Living on a Few Acres Conference Grows

Author: Dana Martin, OSU Small Farms Program

Publish Date: Spring 2011

If numbers tell the story, the 2011 Living on a Few Acres (LOAFA) Conference in Central Oregon was bigger and better than ever. A record attendance of 230 participants enjoyed educational classes, a trade show and lunch at the March 5 event held at the Deschutes County Fairgrounds in Redmond, Oregon.

More than 30 classes were offered, covering a variety of topics in areas of livestock health and production, laws and regulations, small farm business and production, forestry and woodlands, weed and field management, farm equipment, wildlife and food preservation.

Popular topics about season extension and specialty crops packed the classrooms, including Are we limited to a 90 day growing season in Central Oregon?, where Jim Fields of Fields Farm shared tips on farming in challenging conditions. Another well-liked presentation, Raising Poultry the Natural Way, was taught by Dr. James Hermes, OSU Extension poultry specialist, who focused on producing poultry in small flocks. Classes taught by Mylen Bohle, OSU Extension agronomist, attracted people who wanted to learn about pasture management and efficient irrigation strategies while others were interested in learning about honey bees from Matt Plummer of Deschutes Honey Co. Representatives of FoodHub and Locavore shared tips on how to direct market farm products to increase profits.
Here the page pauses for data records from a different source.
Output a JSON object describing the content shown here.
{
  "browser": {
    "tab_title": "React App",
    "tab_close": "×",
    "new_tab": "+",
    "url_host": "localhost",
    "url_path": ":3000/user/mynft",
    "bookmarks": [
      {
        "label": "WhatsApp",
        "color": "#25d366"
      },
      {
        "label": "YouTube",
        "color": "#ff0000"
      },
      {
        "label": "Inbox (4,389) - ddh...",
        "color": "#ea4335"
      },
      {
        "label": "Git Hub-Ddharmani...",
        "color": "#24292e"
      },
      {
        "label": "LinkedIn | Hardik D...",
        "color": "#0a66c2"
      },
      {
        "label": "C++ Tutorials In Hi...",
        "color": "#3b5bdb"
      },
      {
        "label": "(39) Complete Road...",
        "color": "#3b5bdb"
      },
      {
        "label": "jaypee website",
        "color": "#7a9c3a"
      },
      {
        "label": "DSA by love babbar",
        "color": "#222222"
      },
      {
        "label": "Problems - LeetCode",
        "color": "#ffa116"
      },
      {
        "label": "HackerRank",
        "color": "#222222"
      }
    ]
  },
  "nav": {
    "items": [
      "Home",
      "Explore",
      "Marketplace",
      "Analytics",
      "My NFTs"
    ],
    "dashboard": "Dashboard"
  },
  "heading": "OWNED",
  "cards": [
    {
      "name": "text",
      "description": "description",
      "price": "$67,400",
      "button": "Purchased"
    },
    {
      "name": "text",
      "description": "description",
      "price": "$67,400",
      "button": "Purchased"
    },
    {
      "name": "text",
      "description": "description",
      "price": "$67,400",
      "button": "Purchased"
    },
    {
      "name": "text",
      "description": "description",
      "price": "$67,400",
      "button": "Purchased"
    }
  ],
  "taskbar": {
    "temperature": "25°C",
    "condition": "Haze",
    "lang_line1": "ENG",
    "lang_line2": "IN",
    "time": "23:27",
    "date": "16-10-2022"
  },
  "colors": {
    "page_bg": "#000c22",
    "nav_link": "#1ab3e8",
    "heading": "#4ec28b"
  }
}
Many classes, such as De-mystifying the Pesticide Label, qualified for core pesticide credits for those needing to be recertified.

People traveled from as far away as Newberg, Milwaukee, The Dalles, Kimberly, and Goldendale, Washington, to join folks from Crook, Deschutes, Jefferson counties. Thanks to key sponsorships from Round Butte Seed Growers and the Deschutes County Farm Bureau, LOAFA participants enjoyed a complimentary lunch while listening to Keynote Speaker, Peter Ballerstedt, PhD. Peter introduced evidence that the fat-is-bad hypothesis was wrong, and that the growing awareness of this can impact small farms in Oregon. As a former OSU Extension forage specialist, Peter has a special interest in local, sustainable food production systems. “This speaker challenged me to think about the way we do things,” said M.G. Brown of La Pine, Oregon.

Important information was learned from the 90 evaluations returned following the event. People gave high ratings for the overall quality of the conference and most indicated that the conference helped to increase or enhance their knowledge of production strategies, animal care and/or land stewardship practices. Eighty seven percent of the respondents indicated that they intend to implement three or more ideas as a result of attending LOAFA classes.

Other interesting facts include:

  • This was the first LOAFA conference for 72% • of those who responded to the survey.
  • Size of acreage: 60 percent of the participants • live on 10 acres or less; 18 percent live on 51 acres or more.
  • 61 percent have lived on their property fewer • than 5 years
  • Age of participants: 11% are 30 years or • younger; 52% are between 31-55; 37% are 55 or older

LOAFA classes were taught by nearly 40 instructors including OSU Extension educators, business and agency professionals and experienced farmers. The LOAFA conference was presented by members of SmART (Small Acreage Resource Team) which include OSU Extension Service, Oregon Department of Agriculture, Deschutes County Soil and Water Conservation District, Wy’East Resource Conservation & Development, Deschutes County and Dancing Cow Farm.